We have been spared by thy decree,
And now with humble hearts, O Lord,
We come to pay our thanks to thee.
We feel that had our merits been
The measure of thy gifts to us,
We erring children, born of sin,
Might not now be rejoicing thus.
No deed of ours hath brought us grace;
When thou wert nigh our sight was dull,
We hid in trembling from thy face,
But thou, O God, wert merciful.
Thy mighty hand o’er all the land
Hath still been open to bestow
Those blessings which our wants demand
From heaven, whence all blessings flow.
Thou hast, with ever watchful eye,
Looked down on us with holy care,
And from thy storehouse in the sky
Hast scattered plenty everywhere.
Then lift we up our songs of praise
To thee, O Father, good and kind;
To thee we consecrate our days;
Be thine the temple of each mind.
With incense sweet our thanks ascend;
Before thy works our powers pall;
Though we should strive years without end,
We could not thank thee for them all.

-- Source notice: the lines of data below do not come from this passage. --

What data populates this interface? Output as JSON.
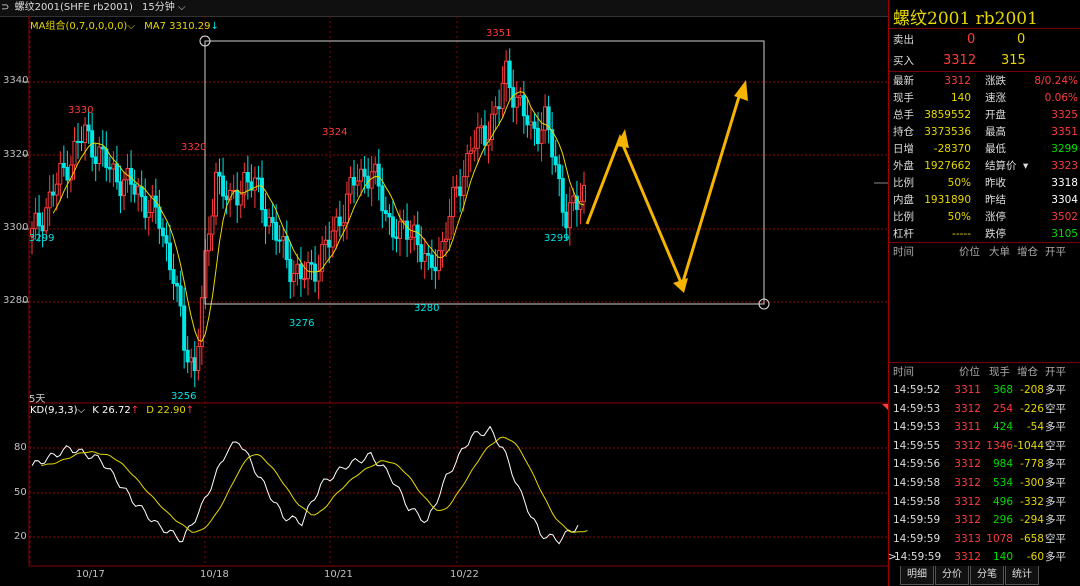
{
  "header": {
    "arrow": "⊃",
    "instrument": "螺纹2001(SHFE rb2001)",
    "period": "15分钟",
    "ma_combo_label": "MA组合(0,7,0,0,0,0)",
    "ma7_label": "MA7",
    "ma7_value": "3310.29",
    "ma7_arrow": "↓"
  },
  "main_chart": {
    "y_labels": [
      "3340",
      "3320",
      "3300",
      "3280"
    ],
    "annotations": [
      {
        "text": "3351",
        "kind": "high"
      },
      {
        "text": "3330",
        "kind": "high"
      },
      {
        "text": "3320",
        "kind": "high"
      },
      {
        "text": "3324",
        "kind": "high"
      },
      {
        "text": "3299",
        "kind": "low"
      },
      {
        "text": "3299",
        "kind": "low"
      },
      {
        "text": "3276",
        "kind": "low"
      },
      {
        "text": "3280",
        "kind": "low"
      },
      {
        "text": "3256",
        "kind": "low"
      }
    ],
    "days_label": "5天"
  },
  "kd_chart": {
    "label": "KD(9,3,3)",
    "k_label": "K",
    "k_value": "26.72",
    "k_arrow": "↑",
    "d_label": "D",
    "d_value": "22.90",
    "d_arrow": "↑",
    "y_labels": [
      "80",
      "50",
      "20"
    ]
  },
  "x_axis": {
    "dates": [
      "10/17",
      "10/18",
      "10/21",
      "10/22"
    ]
  },
  "panel": {
    "title": "螺纹2001 rb2001",
    "sell_label": "卖出",
    "sell_price": "0",
    "sell_vol": "0",
    "buy_label": "买入",
    "buy_price": "3312",
    "buy_vol": "315",
    "stats": [
      {
        "l1": "最新",
        "v1": "3312",
        "c1": "red",
        "l2": "涨跌",
        "v2": "8/0.24%",
        "c2": "red"
      },
      {
        "l1": "现手",
        "v1": "140",
        "c1": "yel",
        "l2": "速涨",
        "v2": "0.06%",
        "c2": "red"
      },
      {
        "l1": "总手",
        "v1": "3859552",
        "c1": "yel",
        "l2": "开盘",
        "v2": "3325",
        "c2": "red"
      },
      {
        "l1": "持仓",
        "v1": "3373536",
        "c1": "yel",
        "l2": "最高",
        "v2": "3351",
        "c2": "red"
      },
      {
        "l1": "日增",
        "v1": "-28370",
        "c1": "yel",
        "l2": "最低",
        "v2": "3299",
        "c2": "grn"
      },
      {
        "l1": "外盘",
        "v1": "1927662",
        "c1": "yel",
        "l2": "结算价",
        "v2": "3323",
        "c2": "red"
      },
      {
        "l1": "比例",
        "v1": "50%",
        "c1": "yel",
        "l2": "昨收",
        "v2": "3318",
        "c2": "wht"
      },
      {
        "l1": "内盘",
        "v1": "1931890",
        "c1": "yel",
        "l2": "昨结",
        "v2": "3304",
        "c2": "wht"
      },
      {
        "l1": "比例",
        "v1": "50%",
        "c1": "yel",
        "l2": "涨停",
        "v2": "3502",
        "c2": "red"
      },
      {
        "l1": "杠杆",
        "v1": "-----",
        "c1": "yel",
        "l2": "跌停",
        "v2": "3105",
        "c2": "grn"
      }
    ],
    "big_header": [
      "时间",
      "价位",
      "大单",
      "增仓",
      "开平"
    ],
    "trade_header": [
      "时间",
      "价位",
      "现手",
      "增仓",
      "开平"
    ],
    "trades": [
      {
        "t": "14:59:52",
        "p": "3311",
        "pc": "red",
        "v": "368",
        "vc": "grn",
        "d": "-208",
        "o": "多平"
      },
      {
        "t": "14:59:53",
        "p": "3312",
        "pc": "red",
        "v": "254",
        "vc": "red",
        "d": "-226",
        "o": "空平"
      },
      {
        "t": "14:59:53",
        "p": "3311",
        "pc": "red",
        "v": "424",
        "vc": "grn",
        "d": "-54",
        "o": "多平"
      },
      {
        "t": "14:59:55",
        "p": "3312",
        "pc": "red",
        "v": "1346",
        "vc": "red",
        "d": "-1044",
        "o": "空平"
      },
      {
        "t": "14:59:56",
        "p": "3312",
        "pc": "red",
        "v": "984",
        "vc": "grn",
        "d": "-778",
        "o": "多平"
      },
      {
        "t": "14:59:58",
        "p": "3312",
        "pc": "red",
        "v": "534",
        "vc": "grn",
        "d": "-300",
        "o": "多平"
      },
      {
        "t": "14:59:58",
        "p": "3312",
        "pc": "red",
        "v": "496",
        "vc": "grn",
        "d": "-332",
        "o": "多平"
      },
      {
        "t": "14:59:59",
        "p": "3312",
        "pc": "red",
        "v": "296",
        "vc": "grn",
        "d": "-294",
        "o": "多平"
      },
      {
        "t": "14:59:59",
        "p": "3313",
        "pc": "red",
        "v": "1078",
        "vc": "red",
        "d": "-658",
        "o": "空平"
      },
      {
        "t": "14:59:59",
        "p": "3312",
        "pc": "red",
        "v": "140",
        "vc": "grn",
        "d": "-60",
        "o": "多平"
      }
    ],
    "last_marker": ">"
  },
  "tabs": [
    "明细",
    "分价",
    "分笔",
    "统计"
  ],
  "colors": {
    "up": "#ff3b3b",
    "down": "#00e5e5",
    "ma": "#e6d800",
    "grid": "#8a0000",
    "arrow": "#f5b400"
  }
}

Brief Biography: Paul Dunbar was born June 27, 1872 and he died of Tuberculosis on February 9, 1906 in Dayton, Ohio. He was married to Alice Dunbar, although he was a talented poet he was a troubled man (if you’d like to know more about him here is the link to his wiki page). He was the first African American Poet to gain national eminence and he was a classmate of Wilbur Wright the first aviator.Save money, time and get it done, go ahead and subscribe! Often my posts contain affiliate links. Affiliate link purchases help us to pay for this blog and for our curriculum. Thank you for using them when you are able.